| Task to complete |
Where a line in the listing contains the string "JSON", copy that line out.

---- Data for this task

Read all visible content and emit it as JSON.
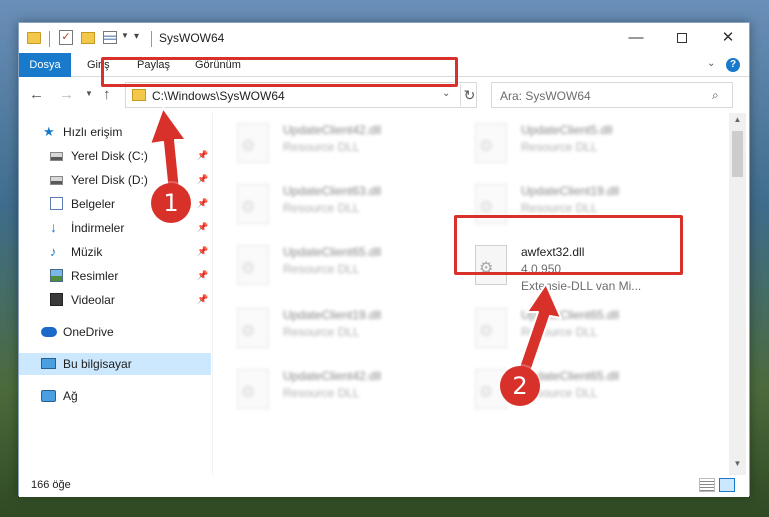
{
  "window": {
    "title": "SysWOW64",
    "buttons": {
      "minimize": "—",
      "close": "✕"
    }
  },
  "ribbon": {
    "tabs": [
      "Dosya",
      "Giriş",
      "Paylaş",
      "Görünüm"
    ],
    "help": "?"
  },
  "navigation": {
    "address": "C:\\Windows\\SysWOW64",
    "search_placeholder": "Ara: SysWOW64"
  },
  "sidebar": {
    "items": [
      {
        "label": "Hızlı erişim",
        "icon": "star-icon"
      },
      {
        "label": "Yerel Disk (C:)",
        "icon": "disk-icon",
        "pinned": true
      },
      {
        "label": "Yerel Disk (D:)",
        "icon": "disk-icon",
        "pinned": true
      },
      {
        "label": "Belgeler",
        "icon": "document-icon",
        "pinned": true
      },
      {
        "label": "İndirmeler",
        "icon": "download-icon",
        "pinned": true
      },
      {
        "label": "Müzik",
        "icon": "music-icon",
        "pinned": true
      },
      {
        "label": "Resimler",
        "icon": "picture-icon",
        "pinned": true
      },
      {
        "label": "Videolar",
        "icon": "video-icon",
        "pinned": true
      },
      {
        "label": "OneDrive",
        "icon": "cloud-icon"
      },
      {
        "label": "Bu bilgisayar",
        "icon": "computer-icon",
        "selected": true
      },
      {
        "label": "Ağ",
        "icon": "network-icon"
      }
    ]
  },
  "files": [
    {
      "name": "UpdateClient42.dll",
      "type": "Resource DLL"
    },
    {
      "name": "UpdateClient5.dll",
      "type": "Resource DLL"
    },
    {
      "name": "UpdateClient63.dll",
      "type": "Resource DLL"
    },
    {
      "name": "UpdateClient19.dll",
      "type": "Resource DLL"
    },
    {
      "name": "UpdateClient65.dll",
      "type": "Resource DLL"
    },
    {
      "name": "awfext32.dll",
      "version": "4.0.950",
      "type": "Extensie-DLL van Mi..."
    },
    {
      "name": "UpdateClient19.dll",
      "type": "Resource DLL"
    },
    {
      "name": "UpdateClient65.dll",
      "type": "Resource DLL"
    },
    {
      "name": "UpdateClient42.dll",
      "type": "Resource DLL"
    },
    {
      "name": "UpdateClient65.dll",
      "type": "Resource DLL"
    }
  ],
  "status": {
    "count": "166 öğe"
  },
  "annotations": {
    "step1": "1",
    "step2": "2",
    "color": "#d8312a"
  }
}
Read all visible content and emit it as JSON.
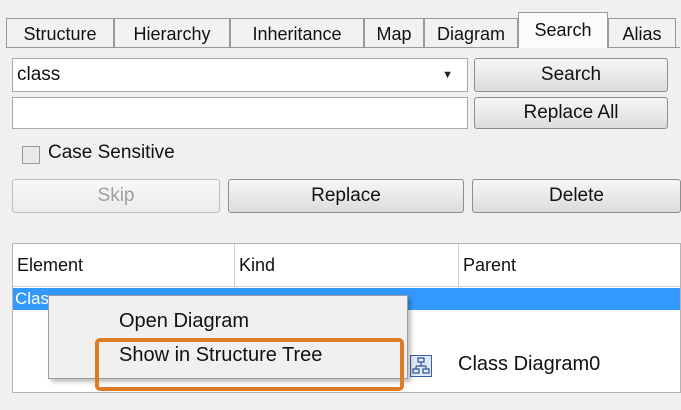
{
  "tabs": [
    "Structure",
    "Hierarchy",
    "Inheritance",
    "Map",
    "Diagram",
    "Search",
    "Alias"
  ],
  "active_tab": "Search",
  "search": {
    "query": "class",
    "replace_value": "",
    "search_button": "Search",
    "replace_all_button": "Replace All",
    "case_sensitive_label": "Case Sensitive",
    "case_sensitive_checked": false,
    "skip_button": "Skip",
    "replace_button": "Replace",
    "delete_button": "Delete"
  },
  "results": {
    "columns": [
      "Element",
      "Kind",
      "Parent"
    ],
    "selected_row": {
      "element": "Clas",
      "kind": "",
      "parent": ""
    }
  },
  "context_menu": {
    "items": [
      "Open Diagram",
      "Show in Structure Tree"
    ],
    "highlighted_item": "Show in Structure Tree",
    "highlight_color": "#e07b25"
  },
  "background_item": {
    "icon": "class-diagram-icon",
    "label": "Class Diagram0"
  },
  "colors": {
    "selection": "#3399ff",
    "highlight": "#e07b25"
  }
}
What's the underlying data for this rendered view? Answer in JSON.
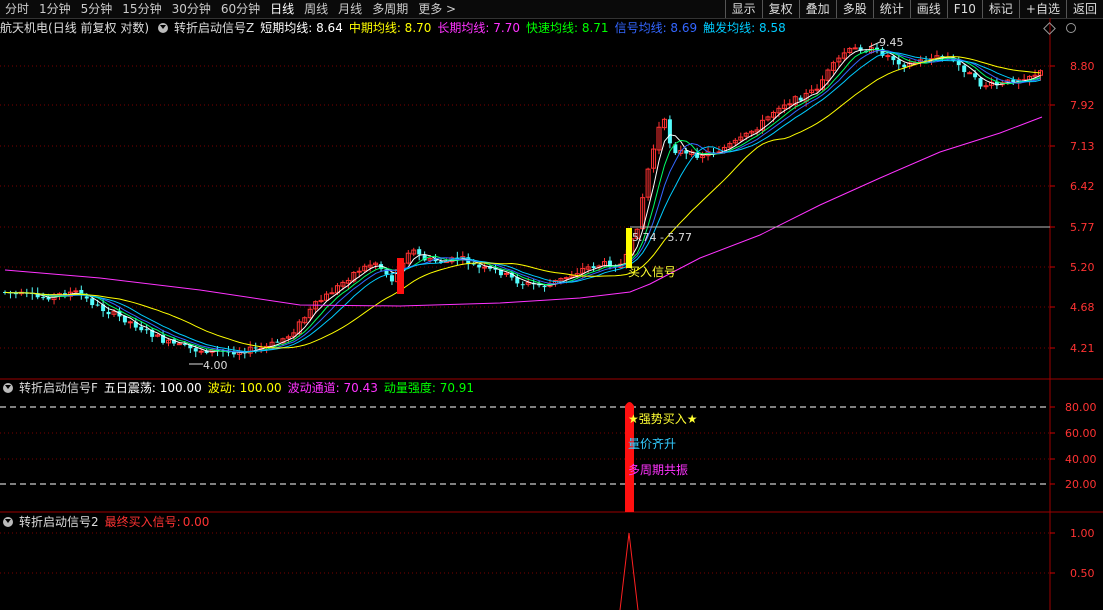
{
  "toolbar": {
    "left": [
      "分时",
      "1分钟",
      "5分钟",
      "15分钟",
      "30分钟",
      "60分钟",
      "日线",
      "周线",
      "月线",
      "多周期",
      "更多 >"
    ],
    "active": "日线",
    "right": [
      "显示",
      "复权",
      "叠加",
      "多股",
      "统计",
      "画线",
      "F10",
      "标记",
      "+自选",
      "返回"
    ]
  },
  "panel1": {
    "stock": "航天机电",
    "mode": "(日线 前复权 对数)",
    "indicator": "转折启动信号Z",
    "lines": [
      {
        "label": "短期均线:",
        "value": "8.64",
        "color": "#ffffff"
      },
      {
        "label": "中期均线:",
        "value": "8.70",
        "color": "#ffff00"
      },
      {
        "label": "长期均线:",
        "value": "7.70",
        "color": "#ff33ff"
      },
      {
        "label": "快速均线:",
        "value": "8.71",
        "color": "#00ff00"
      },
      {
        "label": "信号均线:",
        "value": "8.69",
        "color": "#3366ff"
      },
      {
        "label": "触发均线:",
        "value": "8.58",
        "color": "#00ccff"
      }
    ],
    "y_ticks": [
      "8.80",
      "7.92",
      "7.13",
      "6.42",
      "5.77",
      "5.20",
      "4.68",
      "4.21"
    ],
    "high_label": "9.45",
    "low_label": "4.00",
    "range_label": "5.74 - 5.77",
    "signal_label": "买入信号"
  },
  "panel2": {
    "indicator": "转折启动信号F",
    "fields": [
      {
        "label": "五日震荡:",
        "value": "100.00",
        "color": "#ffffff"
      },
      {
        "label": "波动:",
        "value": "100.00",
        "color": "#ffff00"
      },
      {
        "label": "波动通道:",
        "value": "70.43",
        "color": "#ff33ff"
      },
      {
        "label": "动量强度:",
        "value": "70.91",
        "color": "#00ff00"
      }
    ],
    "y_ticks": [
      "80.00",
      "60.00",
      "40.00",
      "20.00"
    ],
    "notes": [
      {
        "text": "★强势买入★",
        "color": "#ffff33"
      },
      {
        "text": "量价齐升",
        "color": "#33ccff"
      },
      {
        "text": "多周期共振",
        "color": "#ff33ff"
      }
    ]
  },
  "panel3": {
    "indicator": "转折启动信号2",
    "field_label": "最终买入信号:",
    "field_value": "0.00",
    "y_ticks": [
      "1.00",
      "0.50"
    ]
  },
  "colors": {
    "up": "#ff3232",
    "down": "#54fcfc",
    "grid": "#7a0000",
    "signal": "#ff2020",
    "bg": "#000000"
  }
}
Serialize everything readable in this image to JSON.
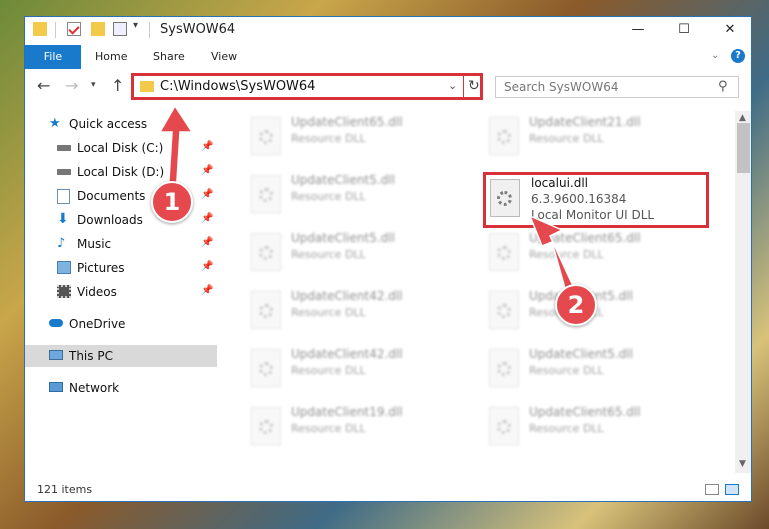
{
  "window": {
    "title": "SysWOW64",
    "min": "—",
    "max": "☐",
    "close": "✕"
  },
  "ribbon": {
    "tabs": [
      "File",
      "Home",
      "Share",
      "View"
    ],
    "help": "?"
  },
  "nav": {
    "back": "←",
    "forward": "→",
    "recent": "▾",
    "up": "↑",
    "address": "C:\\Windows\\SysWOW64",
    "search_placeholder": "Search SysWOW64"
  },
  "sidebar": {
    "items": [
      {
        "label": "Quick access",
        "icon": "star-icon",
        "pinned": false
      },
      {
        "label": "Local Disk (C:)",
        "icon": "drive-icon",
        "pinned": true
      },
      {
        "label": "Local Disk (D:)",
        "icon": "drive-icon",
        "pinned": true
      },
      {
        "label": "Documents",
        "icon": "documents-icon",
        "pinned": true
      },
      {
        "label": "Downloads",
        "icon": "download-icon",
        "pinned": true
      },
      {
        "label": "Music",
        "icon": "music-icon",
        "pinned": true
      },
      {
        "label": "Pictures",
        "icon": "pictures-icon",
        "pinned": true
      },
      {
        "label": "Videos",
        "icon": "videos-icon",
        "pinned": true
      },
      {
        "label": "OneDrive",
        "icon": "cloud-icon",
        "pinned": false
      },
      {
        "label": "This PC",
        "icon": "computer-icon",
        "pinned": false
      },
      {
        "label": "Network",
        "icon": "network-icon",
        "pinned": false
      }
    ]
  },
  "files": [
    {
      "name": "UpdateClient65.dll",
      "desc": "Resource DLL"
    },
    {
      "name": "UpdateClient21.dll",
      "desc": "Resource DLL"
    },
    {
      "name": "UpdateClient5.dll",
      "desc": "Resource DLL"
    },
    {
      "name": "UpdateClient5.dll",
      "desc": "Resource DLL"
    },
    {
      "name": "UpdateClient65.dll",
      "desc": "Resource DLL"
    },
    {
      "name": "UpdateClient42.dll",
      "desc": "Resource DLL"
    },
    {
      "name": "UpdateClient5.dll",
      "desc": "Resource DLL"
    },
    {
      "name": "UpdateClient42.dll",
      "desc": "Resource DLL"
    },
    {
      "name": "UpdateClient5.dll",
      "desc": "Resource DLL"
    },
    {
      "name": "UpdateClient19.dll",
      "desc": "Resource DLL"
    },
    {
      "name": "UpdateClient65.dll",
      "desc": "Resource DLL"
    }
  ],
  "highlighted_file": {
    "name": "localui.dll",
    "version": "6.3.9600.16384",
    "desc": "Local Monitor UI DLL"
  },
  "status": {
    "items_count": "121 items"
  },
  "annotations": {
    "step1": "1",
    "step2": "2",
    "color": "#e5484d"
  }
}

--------

| Written solution |
Read all visible content and emit it as JSON.
Read all visible content and emit it as JSON.
What's the underlying data for this rendered view? Answer in JSON.
Serialize everything readable in this image to JSON.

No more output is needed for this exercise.